It would be important to tackle this in a more robust and holistic fashion: require developers to meet “Architecture 2030” goals for new buildings, a program that phases in fossil fuel reductions while, more importantly, targeting our biggest consumers of energy — our existing building stock. For example, this could be accomplished by specifically allocating community benefit funds awarded under new development to support greater energy efficiency conversion subsidies in Cambridge’s existing building stock. Under the Connolly Petition developers could meet net zero requirements by paying for carbon offsets — while missing the opportunity to direct more funding to key community and economic development opportunities.
From a carbon emissions reduction standpoint, Cambridge is a great place to build. Every hundred thousand square feet we add here is a hundred thousand square feet that’s not going up along Routes 128 or 495. Even a net-zero building in a suburban office park is likely to generate a far more negative impact on the climate and the environment than a building in Cambridge that complies with our currently applicable codes and regulations. Suburban construction often involves leveling greenspace and removing acres of carbon-absorbing vegetation. Storm runoff is unlikely to be carried through a separated system, as in much of Cambridge; instead, it is likely to be mixed with sewage, and treated in an emissions-intensive process. Connecting the new structure to roads and utilities generates additional impacts. Workers are far more likely to commute by car, pumping out carbon emissions, and accommodating their vehicles requires additional construction. Of course, no other local town is proposing to require net-zero construction; few even approach Cambridge’s current sustainability standards. The actual choice facing many developers is between meeting Cambridge’s rigorous standards, or taking advantage of the relatively lax rules imposed by most suburban communities. As we work to reduce carbon emissions, it makes sense to keep this broader picture in mind.
Any comprehensive plan to tackle carbon emissions in the Commonwealth would involve incentivizing developers to site their buildings along public transportation networks and proximate to dense residential areas. The Connolly petition, although clearly well-intentioned, seems likely to raise the cost of new development in Cambridge relative to surrounding communities, having the contrary effect. All carbon emissions, whatever their point of origin, have the same impact on our community and our environment. To the extent that this petition moves new construction away from Cambridge, with its high standards on sustainability, and into surrounding areas, it runs a substantial risk of actually raising the very emissions it proposes to contain. We do not believe that this is the outcome the petition seeks, nor do we think it is an outcome that most residents desire.
Focusing on net zero and energy efficiency only neglects the importance of addressing climate change adaptation holistically: in addition to energy efficiency of new buildings and existing buildings, we need to focus on other key climate mitigation strategies such as addressing water resources, resilience planning and mitigation, and innovative and integrated transportation strategies and policies that will effectively move people from their cars into alternative, low- or no-emissions transportation options.

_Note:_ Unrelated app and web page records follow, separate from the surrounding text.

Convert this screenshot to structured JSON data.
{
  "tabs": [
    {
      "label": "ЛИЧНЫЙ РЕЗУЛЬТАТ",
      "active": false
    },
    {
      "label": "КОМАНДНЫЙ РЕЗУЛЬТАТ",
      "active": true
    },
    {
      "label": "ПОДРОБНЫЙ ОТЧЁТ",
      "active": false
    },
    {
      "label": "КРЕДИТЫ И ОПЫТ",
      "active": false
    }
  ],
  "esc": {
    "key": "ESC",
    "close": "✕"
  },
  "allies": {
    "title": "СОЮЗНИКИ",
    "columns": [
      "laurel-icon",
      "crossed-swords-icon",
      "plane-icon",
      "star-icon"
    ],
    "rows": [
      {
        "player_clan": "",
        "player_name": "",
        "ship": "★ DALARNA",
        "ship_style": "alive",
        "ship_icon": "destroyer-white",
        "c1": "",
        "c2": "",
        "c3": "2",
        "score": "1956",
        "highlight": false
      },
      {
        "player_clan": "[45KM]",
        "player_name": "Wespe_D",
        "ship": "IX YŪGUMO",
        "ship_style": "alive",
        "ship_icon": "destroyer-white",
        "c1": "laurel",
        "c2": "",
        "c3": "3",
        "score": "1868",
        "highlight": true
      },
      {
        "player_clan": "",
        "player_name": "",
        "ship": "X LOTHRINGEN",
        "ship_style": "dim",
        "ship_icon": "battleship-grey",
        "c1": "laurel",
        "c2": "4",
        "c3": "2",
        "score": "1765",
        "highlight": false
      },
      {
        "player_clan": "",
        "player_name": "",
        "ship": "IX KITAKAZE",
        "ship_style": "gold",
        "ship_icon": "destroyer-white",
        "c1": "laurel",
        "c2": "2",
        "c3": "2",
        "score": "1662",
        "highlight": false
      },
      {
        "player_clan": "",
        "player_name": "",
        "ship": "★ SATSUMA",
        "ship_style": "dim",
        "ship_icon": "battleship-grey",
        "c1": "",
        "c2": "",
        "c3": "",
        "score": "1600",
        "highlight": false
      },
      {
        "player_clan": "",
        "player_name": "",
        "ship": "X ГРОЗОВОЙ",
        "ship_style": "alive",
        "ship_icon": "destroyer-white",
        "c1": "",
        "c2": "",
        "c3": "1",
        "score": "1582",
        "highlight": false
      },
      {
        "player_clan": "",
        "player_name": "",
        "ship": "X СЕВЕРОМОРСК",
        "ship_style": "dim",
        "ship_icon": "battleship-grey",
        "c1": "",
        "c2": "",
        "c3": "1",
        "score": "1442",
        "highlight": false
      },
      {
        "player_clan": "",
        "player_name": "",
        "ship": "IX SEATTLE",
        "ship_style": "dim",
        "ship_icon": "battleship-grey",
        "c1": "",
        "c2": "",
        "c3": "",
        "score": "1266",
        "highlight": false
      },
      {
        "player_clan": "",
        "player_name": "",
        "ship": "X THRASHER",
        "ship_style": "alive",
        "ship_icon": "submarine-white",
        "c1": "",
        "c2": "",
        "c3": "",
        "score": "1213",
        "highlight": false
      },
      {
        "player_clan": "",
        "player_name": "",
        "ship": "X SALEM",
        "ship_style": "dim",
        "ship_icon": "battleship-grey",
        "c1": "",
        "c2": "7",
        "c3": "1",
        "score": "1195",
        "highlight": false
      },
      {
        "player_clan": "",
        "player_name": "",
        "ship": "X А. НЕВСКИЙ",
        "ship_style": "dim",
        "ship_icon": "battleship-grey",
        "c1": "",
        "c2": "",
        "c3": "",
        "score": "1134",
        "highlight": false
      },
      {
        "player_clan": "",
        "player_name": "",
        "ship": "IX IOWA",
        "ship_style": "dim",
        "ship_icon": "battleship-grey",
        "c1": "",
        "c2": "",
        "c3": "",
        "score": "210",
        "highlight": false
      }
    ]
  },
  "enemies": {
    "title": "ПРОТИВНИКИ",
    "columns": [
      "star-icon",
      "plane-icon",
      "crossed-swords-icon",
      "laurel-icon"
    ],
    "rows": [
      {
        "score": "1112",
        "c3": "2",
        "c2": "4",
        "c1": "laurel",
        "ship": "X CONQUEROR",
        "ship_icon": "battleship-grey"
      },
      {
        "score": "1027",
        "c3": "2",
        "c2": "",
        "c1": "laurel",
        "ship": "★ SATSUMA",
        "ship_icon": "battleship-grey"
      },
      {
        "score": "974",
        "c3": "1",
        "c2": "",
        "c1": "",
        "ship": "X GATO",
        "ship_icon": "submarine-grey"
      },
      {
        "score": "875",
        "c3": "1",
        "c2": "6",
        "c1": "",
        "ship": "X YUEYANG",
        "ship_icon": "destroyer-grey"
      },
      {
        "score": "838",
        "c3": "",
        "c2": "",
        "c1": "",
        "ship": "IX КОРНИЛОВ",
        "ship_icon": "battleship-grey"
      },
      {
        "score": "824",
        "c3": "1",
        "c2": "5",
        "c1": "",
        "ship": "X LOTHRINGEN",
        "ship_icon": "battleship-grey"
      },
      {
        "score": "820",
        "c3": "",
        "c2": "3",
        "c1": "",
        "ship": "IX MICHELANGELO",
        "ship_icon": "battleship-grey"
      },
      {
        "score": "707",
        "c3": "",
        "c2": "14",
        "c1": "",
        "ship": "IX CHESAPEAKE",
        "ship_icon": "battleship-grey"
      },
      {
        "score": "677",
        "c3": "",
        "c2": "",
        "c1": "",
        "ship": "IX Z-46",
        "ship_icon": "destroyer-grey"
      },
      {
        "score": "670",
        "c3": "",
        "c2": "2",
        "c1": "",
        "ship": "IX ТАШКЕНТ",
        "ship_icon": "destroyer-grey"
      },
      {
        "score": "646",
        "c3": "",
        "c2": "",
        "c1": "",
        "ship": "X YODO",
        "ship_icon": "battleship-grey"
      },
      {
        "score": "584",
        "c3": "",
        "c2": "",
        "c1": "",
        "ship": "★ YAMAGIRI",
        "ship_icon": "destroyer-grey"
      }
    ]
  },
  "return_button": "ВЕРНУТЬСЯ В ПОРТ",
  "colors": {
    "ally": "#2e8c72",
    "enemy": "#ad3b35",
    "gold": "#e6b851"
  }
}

Again, A Better Cambridge thanks the proponents of the Connolly Petition for challenging our community to take this important look at our carbon footprint in Cambridge. Unfortunately, we believe the proposed zoning takes a far too narrow approach that may effectively stall the very type of development we need to actually reduce emissions while addressing key housing/community development needs here in Cambridge.